I guess this book might not be for you if you prefer one long "story" rather than a collection of different experiences, but for me (perhaps because I have a background in psychology!) reading about Joe's feelings towards climbing and whether or not it is worth the risks was a really rewarding experience and I think that for anyone who is troubled with asking what life is for or why we are here I feel like the answer is hidden inside books like this, and inside people who follow their dreams to the very end.
on 16 June 2005
I've read nearly all of joe simpson's books and i have to say, this is one of his best. His use of comedy, grappling with his frustrations and uncertainties towards the hobby he has devoted his life to are beautifully written and gripping. Having grown up with climbing and being surrounded by climbers most of my life, even though, i myself, do not climb, the only problem i found with the book was his descriptions of equipment and gradings in the first part of the book. I feel that this is just because i have knowledge of the subject however and it would not deter any non-climber from the book. I would recomend it to anybody, especially those who have grown up within a climbing society.

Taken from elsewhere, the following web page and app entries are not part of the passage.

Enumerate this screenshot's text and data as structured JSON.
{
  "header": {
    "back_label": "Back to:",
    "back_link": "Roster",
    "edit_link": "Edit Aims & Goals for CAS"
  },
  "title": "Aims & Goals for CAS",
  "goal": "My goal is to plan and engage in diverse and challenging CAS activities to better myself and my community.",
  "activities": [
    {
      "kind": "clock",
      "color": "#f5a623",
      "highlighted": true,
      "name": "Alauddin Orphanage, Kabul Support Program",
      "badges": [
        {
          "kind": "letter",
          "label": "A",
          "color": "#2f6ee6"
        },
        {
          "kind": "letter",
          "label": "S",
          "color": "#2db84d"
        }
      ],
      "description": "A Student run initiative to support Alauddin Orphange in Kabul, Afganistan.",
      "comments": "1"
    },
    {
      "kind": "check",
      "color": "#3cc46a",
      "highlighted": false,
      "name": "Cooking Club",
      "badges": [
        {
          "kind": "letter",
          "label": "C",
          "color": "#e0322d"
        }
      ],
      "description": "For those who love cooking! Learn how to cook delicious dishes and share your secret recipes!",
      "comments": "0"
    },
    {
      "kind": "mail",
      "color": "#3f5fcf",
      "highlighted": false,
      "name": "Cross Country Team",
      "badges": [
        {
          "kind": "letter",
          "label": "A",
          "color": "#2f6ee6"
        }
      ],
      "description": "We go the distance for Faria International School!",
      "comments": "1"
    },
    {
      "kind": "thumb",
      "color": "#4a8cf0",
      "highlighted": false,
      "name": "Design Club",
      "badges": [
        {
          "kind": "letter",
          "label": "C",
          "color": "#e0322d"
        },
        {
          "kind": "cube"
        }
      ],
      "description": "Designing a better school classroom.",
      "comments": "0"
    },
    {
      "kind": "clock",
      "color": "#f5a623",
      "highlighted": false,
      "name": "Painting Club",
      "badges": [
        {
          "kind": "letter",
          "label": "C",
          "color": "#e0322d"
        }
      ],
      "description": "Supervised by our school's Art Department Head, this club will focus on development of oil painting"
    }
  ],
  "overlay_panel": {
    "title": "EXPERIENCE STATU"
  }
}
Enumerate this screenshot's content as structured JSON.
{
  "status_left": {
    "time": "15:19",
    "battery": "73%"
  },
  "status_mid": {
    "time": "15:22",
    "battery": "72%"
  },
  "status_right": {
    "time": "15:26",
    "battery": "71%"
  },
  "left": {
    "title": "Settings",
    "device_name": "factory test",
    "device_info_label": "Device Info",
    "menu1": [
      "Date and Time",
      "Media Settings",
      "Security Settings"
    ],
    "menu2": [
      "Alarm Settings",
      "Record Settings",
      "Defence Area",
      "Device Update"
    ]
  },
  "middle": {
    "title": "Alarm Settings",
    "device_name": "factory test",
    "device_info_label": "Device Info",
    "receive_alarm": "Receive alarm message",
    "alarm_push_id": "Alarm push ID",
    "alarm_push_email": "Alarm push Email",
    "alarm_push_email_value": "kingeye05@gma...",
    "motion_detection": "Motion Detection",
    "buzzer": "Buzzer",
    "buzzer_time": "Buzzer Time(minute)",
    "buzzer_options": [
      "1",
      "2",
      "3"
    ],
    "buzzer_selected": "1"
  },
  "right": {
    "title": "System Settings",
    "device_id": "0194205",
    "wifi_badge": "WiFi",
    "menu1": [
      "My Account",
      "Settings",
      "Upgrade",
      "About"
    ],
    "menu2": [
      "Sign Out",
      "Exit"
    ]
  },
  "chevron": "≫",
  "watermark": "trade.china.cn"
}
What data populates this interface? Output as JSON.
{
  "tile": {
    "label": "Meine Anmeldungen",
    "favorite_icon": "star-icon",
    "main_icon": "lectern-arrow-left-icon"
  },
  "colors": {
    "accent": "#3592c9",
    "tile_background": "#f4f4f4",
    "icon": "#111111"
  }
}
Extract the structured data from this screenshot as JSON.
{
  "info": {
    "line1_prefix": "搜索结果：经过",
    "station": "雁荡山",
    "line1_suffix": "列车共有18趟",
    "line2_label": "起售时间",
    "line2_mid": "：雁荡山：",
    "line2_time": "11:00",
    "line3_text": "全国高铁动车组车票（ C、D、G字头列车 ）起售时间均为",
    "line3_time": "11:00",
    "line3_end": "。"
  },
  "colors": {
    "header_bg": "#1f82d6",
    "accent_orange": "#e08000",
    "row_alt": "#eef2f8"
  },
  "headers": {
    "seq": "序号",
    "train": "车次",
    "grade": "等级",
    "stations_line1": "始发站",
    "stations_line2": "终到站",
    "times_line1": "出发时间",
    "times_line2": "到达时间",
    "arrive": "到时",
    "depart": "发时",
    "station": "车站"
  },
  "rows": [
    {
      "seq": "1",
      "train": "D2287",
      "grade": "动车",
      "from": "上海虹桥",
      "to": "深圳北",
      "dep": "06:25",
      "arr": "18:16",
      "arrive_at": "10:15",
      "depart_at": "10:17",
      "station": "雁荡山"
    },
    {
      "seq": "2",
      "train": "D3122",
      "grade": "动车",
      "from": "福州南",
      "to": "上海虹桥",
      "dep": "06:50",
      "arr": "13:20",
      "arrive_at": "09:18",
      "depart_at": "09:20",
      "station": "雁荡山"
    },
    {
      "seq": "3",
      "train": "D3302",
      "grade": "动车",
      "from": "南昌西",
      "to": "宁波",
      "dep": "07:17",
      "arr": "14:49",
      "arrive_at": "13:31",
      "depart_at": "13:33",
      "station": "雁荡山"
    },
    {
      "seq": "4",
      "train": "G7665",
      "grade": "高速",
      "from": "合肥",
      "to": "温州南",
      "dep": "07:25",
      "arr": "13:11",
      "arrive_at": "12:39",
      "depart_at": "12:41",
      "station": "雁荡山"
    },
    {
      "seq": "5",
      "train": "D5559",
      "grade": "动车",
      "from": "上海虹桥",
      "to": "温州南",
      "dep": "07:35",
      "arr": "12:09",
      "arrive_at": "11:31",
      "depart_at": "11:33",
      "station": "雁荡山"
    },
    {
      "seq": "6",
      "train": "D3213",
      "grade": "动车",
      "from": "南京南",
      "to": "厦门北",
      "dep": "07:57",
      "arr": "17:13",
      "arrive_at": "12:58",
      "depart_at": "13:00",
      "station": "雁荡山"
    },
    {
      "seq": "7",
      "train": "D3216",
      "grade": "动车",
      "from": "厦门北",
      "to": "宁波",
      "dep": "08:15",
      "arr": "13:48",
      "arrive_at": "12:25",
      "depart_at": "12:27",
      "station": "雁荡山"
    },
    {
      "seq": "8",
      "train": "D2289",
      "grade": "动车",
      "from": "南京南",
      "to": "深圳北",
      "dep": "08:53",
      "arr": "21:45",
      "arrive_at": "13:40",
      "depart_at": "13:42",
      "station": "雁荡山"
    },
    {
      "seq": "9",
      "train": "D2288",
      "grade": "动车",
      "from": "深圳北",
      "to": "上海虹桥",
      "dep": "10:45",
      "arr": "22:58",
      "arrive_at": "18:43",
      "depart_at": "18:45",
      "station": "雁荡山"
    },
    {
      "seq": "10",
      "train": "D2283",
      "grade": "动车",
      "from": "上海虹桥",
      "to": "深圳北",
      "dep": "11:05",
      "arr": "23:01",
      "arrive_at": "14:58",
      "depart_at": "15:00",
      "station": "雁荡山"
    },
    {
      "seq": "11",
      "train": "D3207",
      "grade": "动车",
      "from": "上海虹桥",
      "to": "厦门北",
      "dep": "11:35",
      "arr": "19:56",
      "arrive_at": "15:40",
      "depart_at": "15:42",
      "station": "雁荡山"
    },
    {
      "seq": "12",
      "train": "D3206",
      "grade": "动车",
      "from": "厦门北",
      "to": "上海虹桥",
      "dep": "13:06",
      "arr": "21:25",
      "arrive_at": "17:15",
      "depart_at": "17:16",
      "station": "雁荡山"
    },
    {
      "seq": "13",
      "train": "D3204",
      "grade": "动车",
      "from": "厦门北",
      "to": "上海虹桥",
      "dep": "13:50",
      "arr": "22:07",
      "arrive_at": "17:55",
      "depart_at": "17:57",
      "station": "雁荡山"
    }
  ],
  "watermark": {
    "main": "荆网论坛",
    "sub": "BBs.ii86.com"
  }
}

It puts what these people i have known all my life do, into perspective, and why they eventually fall out of love with the sport.
on 4 January 2004
This book certainly isn's awful but it lacks any real direction and the grand finale climb on the North Face of the Eiger which the whole book has been building up to is an anti climax to say the least. The writing style is occasionally thrilling with some good, interesting sections but seems to wander about aimlessly. And in one or two places he resorts to awful, over dramatic cliches - I guess with a title like "The Beckoning Silence" one should expect as much.
Towards the end of the book he refers to a contractual obligation he had to write about the Eiger and the hold the mountain had on him. This is sadly apparent in the writing. I don't feel this is a book the author really wanted to write - but rather a pot boiler. It's not awful, but you would have a right to expect more from and author as justifiably respected as Joe Simpson.